Hiking group (not refugees) at a recent church retreat.
I took a short hiatus from writing this blog post, partly because I was busy other things such as helping to create a community garden at our church and supporting a community coalition advocating for affordable housing in the City of Fairfax. The garden is looking great! We were also able to achieve at least some of our affordable housing objectives. The developer, who will demolish 110 affordable housing units in the city, agreed to give $1,000 resettlement stipends to current residents and contribute $550,000 toward a newly established affordable housing fund in the city. It won’t replace the affordable housing that has been lost but it will at least enable us to begin developing an affordable housing initiative in our city.
This other reason I took a hiatus is because I have been wrestling with my claim that the Anabaptist tradition, with its emphasis on the gathered community of faith, is ideally positioned to meet the spiritual and social concerns of those who are disillusioned with the church in our time. My claim is substantiated by the sociological research of Josh Packard and Ashleigh Hope based on their interviews of people who have giving up on the church.
In their book Church Refugees, they note that the most common regret among those who have left the church is the loss of community. This is because “they understand Christianity through interactions with others and a commitment to share life fully and honestly with a group of people. Community was fundamental to their understanding of God” (38). A primary reason for leaving was because the dogmatism, bureaucracy, and hierarchy in their congregations clashed with that commitment. This supports moving toward a more Anabaptist model of the church where the engaged community of faith is an expression of God at work in our world.
Even so, another reason this group is done with church makes me question my claim. They perceive the church to be primarily inward focused rather than engaged in its neighborhood. Practically all staff time and financial resources are focused on Sunday morning worship to the exclusion of projects that address needs in the larger community. The structure of the church actually prevented them from serving God through community action. For some, leaving the church became a matter of their own spiritual wellbeing. (55).
Most churches rooted in the Anabaptist tradition are especially inwardly focused, partially as a result of our history as a persecuted religious minority. At the same time, we’ve become part of the larger American religious ethos that gives primacy to Sunday morning worship and self-perpetuating church structures. We become confined in an insular religious world.
I’ll speak from my Mennonite heritage. It’s difficult for those from outside our religious-cultural world to find a place among us. Seeking to become involved in one of our congregations can feel like interrupting a close-knit family. We’re polite but people get the unspoken message that they don’t quite fit and probably never will. This is often just as true of more liberal churches as traditional ones. Even worse, leadership positions in our small denomination are filled by people from certain familial networks.

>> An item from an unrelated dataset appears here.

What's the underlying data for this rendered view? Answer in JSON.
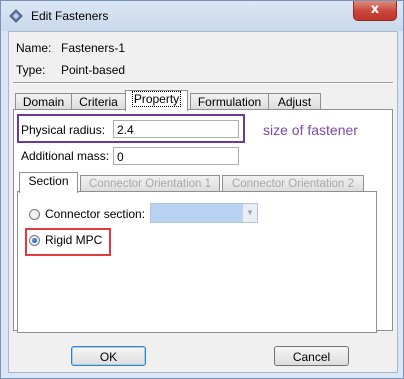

The challenge for our congregation is to draw on our rich Anabaptist heritage rooted in community, while freeing ourselves from its more inward focused cultural expressions. We may be uniquely positioned to do that because there are not many people with ethnic Mennonite roots in our Fairfax community. This can actually be an opportunity.
It doesn’t mean devaluing or abandoning our culture. My doctoral studies in religion and culture remind me that culture carries religion. What it does mean is practicing hospitality and opening ourselves to people from other cultures in our diverse Metro DC area. To do that, we will want to be engaged with our neighbors in things beyond our congregation such as our community garden and working for affordable housing.